### EXERCISE
Read the entries below and pull out each line with the string "JSON".

··· SOURCE MATERIAL ···

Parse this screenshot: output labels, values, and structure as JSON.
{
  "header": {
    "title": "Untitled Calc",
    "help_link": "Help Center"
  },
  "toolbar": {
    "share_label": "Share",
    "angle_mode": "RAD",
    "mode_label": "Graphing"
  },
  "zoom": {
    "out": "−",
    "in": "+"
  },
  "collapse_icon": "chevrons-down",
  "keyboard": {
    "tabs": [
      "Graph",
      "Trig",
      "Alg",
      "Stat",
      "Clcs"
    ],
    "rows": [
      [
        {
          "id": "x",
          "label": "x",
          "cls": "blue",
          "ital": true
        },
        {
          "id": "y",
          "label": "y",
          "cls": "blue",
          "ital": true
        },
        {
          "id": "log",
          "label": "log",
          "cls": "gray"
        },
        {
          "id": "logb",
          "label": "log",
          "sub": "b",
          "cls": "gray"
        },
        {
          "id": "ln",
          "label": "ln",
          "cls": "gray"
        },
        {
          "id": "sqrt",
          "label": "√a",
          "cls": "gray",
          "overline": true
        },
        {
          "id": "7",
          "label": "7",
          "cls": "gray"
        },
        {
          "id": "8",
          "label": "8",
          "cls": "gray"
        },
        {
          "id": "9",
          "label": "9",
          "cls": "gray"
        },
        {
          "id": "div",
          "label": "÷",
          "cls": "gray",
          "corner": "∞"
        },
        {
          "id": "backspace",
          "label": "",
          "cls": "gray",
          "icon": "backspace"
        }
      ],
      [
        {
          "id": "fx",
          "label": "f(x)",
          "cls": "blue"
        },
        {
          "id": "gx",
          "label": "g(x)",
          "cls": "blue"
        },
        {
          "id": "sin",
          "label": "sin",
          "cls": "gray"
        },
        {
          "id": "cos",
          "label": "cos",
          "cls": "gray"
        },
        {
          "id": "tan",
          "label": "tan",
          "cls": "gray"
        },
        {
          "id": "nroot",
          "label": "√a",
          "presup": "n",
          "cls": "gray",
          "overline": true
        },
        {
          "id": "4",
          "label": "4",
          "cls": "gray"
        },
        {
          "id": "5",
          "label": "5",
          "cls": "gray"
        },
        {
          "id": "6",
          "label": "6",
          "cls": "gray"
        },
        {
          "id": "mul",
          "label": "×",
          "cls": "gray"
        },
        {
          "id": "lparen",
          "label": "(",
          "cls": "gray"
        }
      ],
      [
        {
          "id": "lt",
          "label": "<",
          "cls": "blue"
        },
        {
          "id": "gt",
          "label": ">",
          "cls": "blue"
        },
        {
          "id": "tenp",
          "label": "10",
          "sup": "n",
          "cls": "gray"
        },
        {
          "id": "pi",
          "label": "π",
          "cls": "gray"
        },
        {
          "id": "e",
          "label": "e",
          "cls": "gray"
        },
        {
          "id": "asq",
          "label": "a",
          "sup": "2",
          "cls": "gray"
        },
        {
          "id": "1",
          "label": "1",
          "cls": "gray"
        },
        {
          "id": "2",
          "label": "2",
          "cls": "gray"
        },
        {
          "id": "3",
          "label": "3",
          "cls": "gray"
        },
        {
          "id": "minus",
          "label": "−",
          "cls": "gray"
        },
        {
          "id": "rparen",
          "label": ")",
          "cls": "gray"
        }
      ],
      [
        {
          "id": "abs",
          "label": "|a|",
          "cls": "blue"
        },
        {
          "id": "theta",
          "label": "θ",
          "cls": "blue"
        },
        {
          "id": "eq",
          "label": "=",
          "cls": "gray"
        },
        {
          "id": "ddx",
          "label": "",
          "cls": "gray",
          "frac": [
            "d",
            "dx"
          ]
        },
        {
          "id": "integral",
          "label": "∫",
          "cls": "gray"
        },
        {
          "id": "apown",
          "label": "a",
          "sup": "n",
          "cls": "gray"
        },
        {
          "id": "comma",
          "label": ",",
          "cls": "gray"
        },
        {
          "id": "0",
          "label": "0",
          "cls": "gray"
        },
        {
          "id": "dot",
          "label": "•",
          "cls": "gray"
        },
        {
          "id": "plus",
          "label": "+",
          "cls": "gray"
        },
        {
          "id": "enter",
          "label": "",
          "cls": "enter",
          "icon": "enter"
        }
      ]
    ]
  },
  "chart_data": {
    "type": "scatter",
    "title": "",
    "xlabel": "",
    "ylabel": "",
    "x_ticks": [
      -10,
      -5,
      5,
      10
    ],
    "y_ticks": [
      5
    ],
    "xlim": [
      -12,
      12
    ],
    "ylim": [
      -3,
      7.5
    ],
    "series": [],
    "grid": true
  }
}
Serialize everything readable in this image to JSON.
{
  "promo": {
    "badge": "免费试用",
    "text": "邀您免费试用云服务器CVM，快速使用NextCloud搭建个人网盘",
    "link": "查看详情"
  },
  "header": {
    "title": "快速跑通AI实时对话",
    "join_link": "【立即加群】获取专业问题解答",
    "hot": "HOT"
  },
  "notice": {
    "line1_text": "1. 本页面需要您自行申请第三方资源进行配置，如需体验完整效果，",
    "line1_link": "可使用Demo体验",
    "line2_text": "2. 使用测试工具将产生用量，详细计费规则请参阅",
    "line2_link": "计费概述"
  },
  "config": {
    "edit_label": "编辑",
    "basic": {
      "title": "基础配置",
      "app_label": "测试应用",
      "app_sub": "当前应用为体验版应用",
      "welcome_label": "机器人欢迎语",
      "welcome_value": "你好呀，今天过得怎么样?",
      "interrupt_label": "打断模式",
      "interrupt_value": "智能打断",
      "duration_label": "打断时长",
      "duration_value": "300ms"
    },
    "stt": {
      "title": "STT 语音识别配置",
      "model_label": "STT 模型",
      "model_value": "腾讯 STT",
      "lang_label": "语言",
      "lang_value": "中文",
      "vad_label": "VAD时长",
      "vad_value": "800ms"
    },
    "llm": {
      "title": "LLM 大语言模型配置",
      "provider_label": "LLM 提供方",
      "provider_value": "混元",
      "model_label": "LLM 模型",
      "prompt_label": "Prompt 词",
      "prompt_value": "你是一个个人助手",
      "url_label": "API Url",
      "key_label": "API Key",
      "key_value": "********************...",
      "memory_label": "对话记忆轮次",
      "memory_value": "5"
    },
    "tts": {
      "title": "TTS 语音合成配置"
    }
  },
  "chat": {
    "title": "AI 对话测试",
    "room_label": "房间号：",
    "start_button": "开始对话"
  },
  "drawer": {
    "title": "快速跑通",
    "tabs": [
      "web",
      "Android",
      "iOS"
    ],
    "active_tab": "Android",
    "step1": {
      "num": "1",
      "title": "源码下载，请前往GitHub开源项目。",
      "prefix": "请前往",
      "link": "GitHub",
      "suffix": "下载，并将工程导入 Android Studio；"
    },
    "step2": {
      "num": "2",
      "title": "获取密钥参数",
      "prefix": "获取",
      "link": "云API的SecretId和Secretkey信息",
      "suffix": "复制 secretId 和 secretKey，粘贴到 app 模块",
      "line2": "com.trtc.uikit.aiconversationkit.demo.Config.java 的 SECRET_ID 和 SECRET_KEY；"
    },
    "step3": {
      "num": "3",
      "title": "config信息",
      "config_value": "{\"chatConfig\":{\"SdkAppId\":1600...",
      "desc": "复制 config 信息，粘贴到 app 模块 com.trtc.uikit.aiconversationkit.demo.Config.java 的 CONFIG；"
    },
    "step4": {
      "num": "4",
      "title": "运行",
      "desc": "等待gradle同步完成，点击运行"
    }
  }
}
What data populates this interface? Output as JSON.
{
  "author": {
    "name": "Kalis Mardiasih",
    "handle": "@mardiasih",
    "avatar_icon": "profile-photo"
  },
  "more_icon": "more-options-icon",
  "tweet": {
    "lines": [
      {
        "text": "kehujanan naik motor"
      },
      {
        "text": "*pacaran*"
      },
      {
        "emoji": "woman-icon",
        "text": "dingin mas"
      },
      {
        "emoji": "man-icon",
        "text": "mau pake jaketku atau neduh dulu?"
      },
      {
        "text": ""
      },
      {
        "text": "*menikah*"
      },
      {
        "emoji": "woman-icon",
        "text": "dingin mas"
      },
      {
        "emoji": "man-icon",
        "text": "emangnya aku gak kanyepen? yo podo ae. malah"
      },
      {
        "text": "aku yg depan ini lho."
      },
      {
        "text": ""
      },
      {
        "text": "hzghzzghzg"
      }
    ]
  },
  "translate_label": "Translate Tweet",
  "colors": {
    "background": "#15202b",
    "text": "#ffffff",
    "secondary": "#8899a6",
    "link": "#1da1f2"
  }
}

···

### SOLUTION
Parse this screenshot: output labels, values, and structure as JSON.
Serialize everything readable in this image to JSON.
What data populates this interface? Output as JSON.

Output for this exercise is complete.